__Provided material__

◆ ◆ ◆ ◆

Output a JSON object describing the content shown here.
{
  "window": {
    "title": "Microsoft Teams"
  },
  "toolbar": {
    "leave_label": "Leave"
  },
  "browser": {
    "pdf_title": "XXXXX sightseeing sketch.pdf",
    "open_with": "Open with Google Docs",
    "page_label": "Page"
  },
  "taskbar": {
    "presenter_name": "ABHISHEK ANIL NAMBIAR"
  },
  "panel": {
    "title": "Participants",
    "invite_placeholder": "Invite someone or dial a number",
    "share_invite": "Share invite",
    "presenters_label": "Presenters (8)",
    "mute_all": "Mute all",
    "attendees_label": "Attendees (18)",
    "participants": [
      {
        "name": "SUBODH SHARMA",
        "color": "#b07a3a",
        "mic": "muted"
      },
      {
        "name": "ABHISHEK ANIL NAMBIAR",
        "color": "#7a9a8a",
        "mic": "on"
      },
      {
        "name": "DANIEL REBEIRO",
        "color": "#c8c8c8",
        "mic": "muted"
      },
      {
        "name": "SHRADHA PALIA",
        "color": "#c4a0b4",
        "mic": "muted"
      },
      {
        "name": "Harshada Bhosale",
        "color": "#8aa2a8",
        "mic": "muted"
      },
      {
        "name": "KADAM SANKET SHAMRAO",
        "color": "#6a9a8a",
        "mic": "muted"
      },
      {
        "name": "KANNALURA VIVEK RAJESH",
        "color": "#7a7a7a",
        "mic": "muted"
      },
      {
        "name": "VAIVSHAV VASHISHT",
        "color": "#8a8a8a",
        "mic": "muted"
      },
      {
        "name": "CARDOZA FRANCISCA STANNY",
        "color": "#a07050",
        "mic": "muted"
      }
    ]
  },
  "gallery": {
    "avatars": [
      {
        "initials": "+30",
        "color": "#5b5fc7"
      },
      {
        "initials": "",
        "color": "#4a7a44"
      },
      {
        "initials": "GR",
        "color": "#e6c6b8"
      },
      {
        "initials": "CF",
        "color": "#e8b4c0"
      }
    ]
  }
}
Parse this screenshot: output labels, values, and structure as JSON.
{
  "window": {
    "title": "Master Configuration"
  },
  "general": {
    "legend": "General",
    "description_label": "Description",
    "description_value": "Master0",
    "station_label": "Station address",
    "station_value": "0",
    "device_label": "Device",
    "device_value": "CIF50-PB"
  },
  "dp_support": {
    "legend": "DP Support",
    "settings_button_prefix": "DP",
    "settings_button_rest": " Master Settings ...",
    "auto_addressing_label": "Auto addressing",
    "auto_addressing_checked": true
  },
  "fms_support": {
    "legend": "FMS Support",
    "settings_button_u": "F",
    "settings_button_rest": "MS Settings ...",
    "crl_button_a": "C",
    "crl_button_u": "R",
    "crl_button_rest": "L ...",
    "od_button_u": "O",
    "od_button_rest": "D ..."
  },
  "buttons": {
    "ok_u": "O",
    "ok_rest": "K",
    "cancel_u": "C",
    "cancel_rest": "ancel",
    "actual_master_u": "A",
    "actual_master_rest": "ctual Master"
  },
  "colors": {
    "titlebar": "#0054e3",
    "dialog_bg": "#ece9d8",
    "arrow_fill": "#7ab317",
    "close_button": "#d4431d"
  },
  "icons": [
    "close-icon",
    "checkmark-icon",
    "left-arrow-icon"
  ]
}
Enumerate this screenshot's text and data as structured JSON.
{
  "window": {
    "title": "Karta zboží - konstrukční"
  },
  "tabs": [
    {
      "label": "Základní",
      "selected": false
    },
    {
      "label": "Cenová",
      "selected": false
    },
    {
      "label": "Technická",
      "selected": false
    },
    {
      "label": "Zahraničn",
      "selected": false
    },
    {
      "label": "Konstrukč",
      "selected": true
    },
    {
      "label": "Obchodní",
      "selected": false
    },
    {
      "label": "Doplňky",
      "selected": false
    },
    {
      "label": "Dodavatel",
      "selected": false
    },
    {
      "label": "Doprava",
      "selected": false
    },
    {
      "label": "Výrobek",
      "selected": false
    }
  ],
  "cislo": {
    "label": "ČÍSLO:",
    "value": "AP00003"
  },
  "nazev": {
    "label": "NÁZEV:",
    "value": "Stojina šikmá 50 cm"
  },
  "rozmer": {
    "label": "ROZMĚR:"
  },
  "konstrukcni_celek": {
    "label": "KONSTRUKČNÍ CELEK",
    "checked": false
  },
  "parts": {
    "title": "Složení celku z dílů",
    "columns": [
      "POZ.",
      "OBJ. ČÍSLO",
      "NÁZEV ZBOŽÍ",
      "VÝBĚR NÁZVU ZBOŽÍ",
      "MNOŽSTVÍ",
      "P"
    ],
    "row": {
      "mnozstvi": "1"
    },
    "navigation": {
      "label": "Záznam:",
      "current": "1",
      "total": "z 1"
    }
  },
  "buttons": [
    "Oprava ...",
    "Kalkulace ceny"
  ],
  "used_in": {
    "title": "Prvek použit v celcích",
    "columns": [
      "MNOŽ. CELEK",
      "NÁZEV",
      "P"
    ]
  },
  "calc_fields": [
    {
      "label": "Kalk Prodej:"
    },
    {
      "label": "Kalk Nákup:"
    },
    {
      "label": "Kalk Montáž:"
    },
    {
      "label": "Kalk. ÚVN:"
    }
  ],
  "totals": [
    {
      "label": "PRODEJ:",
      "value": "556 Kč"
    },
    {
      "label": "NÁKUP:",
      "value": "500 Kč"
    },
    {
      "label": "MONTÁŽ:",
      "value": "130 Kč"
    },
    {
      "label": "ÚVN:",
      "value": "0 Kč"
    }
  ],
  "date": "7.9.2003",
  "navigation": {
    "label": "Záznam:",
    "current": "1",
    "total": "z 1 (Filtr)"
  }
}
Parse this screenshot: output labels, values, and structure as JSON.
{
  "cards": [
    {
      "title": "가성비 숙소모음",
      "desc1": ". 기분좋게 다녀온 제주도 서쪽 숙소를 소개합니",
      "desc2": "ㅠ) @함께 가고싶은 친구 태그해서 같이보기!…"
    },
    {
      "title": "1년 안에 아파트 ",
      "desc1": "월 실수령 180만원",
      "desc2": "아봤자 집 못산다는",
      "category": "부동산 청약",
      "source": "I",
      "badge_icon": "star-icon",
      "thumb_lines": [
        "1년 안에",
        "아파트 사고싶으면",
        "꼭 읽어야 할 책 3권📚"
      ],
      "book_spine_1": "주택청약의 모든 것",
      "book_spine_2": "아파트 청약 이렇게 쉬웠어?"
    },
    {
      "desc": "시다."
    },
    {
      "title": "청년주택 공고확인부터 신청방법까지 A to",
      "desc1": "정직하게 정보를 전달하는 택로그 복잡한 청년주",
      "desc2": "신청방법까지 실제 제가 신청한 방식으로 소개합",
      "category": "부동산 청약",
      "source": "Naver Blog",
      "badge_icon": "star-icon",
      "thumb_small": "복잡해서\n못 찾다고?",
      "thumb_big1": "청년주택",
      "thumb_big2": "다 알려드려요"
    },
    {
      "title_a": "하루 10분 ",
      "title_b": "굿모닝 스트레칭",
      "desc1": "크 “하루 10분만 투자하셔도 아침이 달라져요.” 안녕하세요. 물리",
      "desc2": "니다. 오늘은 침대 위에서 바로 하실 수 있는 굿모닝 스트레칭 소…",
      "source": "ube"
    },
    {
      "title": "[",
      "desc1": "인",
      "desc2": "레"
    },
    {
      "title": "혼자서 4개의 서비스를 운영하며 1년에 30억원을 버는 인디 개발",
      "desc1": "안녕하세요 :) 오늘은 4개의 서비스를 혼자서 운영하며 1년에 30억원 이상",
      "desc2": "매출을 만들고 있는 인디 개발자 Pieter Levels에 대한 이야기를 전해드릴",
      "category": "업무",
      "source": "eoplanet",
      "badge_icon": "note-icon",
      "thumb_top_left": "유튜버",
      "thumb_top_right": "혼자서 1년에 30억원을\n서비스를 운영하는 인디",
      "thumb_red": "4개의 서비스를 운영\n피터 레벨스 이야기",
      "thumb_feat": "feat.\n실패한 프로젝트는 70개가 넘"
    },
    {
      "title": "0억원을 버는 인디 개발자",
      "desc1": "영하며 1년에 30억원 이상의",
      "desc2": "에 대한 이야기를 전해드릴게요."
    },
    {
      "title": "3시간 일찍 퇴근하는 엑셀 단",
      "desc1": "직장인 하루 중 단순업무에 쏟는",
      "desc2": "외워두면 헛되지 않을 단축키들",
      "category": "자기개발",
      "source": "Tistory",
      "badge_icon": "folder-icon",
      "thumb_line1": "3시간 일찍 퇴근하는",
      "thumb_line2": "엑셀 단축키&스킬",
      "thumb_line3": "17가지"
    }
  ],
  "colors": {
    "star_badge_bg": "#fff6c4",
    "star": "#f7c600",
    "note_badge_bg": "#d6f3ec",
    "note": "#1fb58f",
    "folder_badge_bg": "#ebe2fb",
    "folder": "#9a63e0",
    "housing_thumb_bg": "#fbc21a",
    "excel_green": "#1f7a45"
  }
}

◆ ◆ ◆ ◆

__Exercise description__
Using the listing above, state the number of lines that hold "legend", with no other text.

__Answer section__
3